---- THE DATA

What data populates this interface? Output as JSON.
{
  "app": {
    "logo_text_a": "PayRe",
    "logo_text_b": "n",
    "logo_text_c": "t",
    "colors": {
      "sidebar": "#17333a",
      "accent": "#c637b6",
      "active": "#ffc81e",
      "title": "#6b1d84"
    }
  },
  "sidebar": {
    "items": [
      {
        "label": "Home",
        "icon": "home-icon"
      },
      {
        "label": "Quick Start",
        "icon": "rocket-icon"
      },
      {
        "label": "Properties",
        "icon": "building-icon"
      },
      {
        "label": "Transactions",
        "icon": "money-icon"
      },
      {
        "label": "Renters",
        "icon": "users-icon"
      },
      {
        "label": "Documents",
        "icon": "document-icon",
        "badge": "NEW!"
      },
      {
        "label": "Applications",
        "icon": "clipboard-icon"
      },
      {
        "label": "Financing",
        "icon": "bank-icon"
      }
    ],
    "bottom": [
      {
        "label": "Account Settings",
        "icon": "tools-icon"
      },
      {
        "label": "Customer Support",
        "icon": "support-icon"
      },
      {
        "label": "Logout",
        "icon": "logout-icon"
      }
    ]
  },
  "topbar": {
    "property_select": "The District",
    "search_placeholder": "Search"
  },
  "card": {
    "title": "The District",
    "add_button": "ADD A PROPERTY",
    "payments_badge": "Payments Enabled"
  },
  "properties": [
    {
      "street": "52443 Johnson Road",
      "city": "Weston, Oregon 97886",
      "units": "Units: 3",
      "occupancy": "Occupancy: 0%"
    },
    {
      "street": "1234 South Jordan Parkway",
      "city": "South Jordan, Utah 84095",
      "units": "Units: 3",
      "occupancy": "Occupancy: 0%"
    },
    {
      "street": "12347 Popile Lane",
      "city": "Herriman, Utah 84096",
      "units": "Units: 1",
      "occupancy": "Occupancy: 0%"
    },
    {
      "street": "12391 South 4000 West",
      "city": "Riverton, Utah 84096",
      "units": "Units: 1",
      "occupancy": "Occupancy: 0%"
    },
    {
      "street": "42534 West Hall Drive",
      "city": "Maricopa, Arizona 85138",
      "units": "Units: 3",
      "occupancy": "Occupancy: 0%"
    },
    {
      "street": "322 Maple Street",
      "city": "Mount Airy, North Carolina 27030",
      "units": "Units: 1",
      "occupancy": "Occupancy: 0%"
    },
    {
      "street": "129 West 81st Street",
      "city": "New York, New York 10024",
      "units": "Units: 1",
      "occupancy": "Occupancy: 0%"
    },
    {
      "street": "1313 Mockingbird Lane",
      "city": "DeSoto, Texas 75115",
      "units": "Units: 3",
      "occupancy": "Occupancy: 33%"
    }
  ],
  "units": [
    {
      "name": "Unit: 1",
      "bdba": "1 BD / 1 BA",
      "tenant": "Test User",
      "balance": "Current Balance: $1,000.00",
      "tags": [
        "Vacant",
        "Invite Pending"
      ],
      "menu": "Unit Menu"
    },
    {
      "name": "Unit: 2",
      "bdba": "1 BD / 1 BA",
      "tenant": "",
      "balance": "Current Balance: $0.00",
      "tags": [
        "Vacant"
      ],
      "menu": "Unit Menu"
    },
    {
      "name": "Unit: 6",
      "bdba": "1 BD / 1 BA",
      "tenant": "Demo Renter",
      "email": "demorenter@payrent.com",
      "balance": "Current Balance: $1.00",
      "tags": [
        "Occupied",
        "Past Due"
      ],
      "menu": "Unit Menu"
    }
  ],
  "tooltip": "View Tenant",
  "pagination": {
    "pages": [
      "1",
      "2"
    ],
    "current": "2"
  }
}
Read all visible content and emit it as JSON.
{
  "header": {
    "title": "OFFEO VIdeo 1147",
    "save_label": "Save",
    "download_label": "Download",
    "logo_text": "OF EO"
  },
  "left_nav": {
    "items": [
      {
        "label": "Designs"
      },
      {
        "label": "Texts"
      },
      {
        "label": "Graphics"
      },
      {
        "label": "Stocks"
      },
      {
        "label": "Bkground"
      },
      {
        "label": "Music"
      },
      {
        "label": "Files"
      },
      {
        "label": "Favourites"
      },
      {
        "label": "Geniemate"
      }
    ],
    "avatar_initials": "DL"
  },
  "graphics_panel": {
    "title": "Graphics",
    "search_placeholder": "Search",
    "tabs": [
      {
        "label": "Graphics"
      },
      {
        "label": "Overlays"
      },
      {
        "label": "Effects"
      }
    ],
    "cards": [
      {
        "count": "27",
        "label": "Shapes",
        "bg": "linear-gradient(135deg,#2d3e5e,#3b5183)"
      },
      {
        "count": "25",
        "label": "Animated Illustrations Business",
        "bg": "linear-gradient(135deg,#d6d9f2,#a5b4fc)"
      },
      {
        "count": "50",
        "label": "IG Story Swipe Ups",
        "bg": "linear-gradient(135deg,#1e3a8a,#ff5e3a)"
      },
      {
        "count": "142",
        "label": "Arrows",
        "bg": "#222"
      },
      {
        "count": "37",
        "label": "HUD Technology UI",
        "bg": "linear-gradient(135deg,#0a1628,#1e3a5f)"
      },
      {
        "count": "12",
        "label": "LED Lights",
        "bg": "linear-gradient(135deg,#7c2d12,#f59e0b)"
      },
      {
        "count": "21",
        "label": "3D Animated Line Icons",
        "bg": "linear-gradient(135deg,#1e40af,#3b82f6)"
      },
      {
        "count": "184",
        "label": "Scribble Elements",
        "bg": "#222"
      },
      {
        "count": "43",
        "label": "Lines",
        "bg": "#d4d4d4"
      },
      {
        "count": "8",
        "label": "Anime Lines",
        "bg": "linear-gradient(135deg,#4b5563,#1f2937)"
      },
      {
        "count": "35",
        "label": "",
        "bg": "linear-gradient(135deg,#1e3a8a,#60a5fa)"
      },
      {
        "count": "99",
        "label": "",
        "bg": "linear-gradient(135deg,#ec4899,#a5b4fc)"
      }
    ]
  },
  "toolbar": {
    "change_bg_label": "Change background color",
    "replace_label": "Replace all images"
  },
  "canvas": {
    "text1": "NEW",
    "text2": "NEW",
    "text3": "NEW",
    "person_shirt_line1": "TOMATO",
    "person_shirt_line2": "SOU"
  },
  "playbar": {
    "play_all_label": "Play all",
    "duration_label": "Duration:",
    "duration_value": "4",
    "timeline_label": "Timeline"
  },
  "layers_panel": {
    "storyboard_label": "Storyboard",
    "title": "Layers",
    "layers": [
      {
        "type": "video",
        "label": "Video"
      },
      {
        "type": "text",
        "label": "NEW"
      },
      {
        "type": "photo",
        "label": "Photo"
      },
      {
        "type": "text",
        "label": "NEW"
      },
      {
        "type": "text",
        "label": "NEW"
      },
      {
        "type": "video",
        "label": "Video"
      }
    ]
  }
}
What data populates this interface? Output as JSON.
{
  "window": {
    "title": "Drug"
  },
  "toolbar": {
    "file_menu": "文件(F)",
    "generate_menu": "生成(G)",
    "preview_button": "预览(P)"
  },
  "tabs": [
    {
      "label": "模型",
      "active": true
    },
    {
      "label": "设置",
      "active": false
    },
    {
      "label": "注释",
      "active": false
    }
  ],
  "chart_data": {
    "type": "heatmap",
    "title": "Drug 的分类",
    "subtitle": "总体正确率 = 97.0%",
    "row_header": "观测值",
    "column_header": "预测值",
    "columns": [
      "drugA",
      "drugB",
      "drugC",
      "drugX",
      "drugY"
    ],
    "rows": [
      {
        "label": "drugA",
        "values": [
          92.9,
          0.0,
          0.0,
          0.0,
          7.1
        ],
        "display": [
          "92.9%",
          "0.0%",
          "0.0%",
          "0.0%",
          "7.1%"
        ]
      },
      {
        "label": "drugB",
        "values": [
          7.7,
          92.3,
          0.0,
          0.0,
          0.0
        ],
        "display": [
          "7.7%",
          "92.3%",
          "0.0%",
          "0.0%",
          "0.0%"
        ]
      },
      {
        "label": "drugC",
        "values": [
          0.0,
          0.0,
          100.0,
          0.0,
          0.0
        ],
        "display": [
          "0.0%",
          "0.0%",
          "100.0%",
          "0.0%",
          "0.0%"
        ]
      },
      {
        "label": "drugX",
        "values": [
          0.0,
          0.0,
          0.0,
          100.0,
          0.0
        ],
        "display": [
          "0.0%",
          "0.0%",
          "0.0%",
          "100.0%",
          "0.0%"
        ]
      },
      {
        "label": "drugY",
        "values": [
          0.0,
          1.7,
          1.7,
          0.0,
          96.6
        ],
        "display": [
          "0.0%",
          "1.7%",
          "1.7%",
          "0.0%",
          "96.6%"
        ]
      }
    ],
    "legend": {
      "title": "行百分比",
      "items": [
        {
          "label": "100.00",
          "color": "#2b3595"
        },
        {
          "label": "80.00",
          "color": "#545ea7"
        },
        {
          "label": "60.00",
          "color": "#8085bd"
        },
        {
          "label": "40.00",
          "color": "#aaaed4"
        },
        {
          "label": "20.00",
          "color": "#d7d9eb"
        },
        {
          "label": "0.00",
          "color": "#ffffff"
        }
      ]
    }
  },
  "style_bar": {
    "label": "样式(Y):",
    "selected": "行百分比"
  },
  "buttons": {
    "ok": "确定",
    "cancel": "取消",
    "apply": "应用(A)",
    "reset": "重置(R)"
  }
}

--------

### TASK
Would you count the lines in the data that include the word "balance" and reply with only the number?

### ANSWER
3